Sep 26, 2016

I walked this very beach at Normandy on my trip June of 2011.

Arromanches is a small French town that was liberated in the British landingzone on that
day long ago that set in motion the final effort to liberate Europe on June 6th, 1944.
Kent, Jerry Jr. Hudson, Mac and myself drove there from Paris and walked near those concrete
pontoons used to create the pier to move supplies into the heart of the country. Jerry Quinn
Some of the piers still remain in place but others were washed on the beach later. The American solders
are French and Belgian citizens reenacting the day of liberation 71 years later. Hundreds of vehicles
and thousands of citizens do this very year so we don't forget the sacrifices the lives of American,
Canadian and British men gave for stopping that terrible war. Imagine the world today if we didn't?



A large percentage of our country doesn't know of or care about  Normandy . My guess is it has been removed from the text in History Books.


A few weekends ago, British artist Jamie, accompanied by numerous volunteers, took to the beaches of  Normandy with rakes and stencils in hand to etch 9,000 silhouettes representing fallen people into the sand.
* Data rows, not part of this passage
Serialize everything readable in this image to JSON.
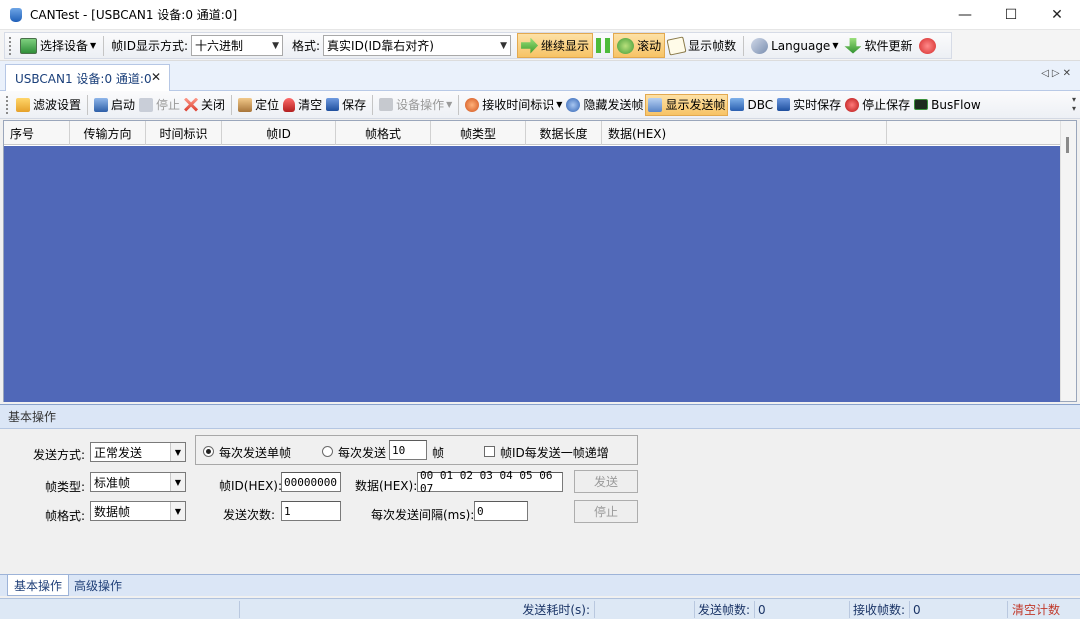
{
  "window": {
    "title": "CANTest  - [USBCAN1 设备:0 通道:0]",
    "controls": {
      "minimize": "—",
      "maximize": "☐",
      "close": "✕"
    }
  },
  "toolbar": {
    "select_device": "选择设备",
    "frame_id_format_label": "帧ID显示方式:",
    "frame_id_format_value": "十六进制",
    "format_label": "格式:",
    "format_value": "真实ID(ID靠右对齐)",
    "continue_display": "继续显示",
    "scroll": "滚动",
    "show_frame_count": "显示帧数",
    "language": "Language",
    "software_update": "软件更新"
  },
  "doc_tab": {
    "label": "USBCAN1 设备:0 通道:0",
    "close": "✕"
  },
  "toolbar2": {
    "filter_settings": "滤波设置",
    "start": "启动",
    "stop": "停止",
    "close": "关闭",
    "locate": "定位",
    "clear": "清空",
    "save": "保存",
    "device_ops": "设备操作",
    "rx_timestamp": "接收时间标识",
    "hide_sent_frames": "隐藏发送帧",
    "show_sent_frames": "显示发送帧",
    "dbc": "DBC",
    "realtime_save": "实时保存",
    "stop_save": "停止保存",
    "busflow": "BusFlow"
  },
  "grid": {
    "columns": [
      "序号",
      "传输方向",
      "时间标识",
      "帧ID",
      "帧格式",
      "帧类型",
      "数据长度",
      "数据(HEX)"
    ],
    "rows": []
  },
  "send_panel": {
    "header": "基本操作",
    "send_mode_label": "发送方式:",
    "send_mode_value": "正常发送",
    "frame_type_label": "帧类型:",
    "frame_type_value": "标准帧",
    "frame_format_label": "帧格式:",
    "frame_format_value": "数据帧",
    "radio_single": "每次发送单帧",
    "radio_multi": "每次发送",
    "multi_count": "10",
    "frame_unit": "帧",
    "increment_id_label": "帧ID每发送一帧递增",
    "frame_id_label": "帧ID(HEX):",
    "frame_id_value": "00000000",
    "data_label": "数据(HEX):",
    "data_value": "00 01 02 03 04 05 06 07",
    "send_count_label": "发送次数:",
    "send_count_value": "1",
    "interval_label": "每次发送间隔(ms):",
    "interval_value": "0",
    "send_button": "发送",
    "stop_button": "停止"
  },
  "bottom_tabs": [
    "基本操作",
    "高级操作"
  ],
  "status": {
    "send_time_label": "发送耗时(s):",
    "send_time_value": "",
    "sent_frames_label": "发送帧数:",
    "sent_frames_value": "0",
    "received_frames_label": "接收帧数:",
    "received_frames_value": "0",
    "clear_count": "清空计数"
  },
  "colors": {
    "grid_background": "#5068b8",
    "highlight": "#f7c365",
    "panel_header": "#dbe6f6",
    "clear_count_text": "#c0392b"
  }
}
Titled The Fallen 9000, the piece is meant as a stark visual reminder of those who died during the D-Day beach landings at Arromanches on June 6th, 1944 during WWII. The original team consisted of 60 volunteers, but as word spread nearly 500 additional local residents arrived to help with the temporary installation that lasted only a few hours before being washed away by the tide.

9,000 Fallen Soldiers Etched into the Sand on Normandy  Beach to Commemorate Peace Day.


What is surprising is that I saw nothing about this here in the  US .

An overseas friend sent it with a note of gratitude for what the  US started there.






No comments:

Post a Comment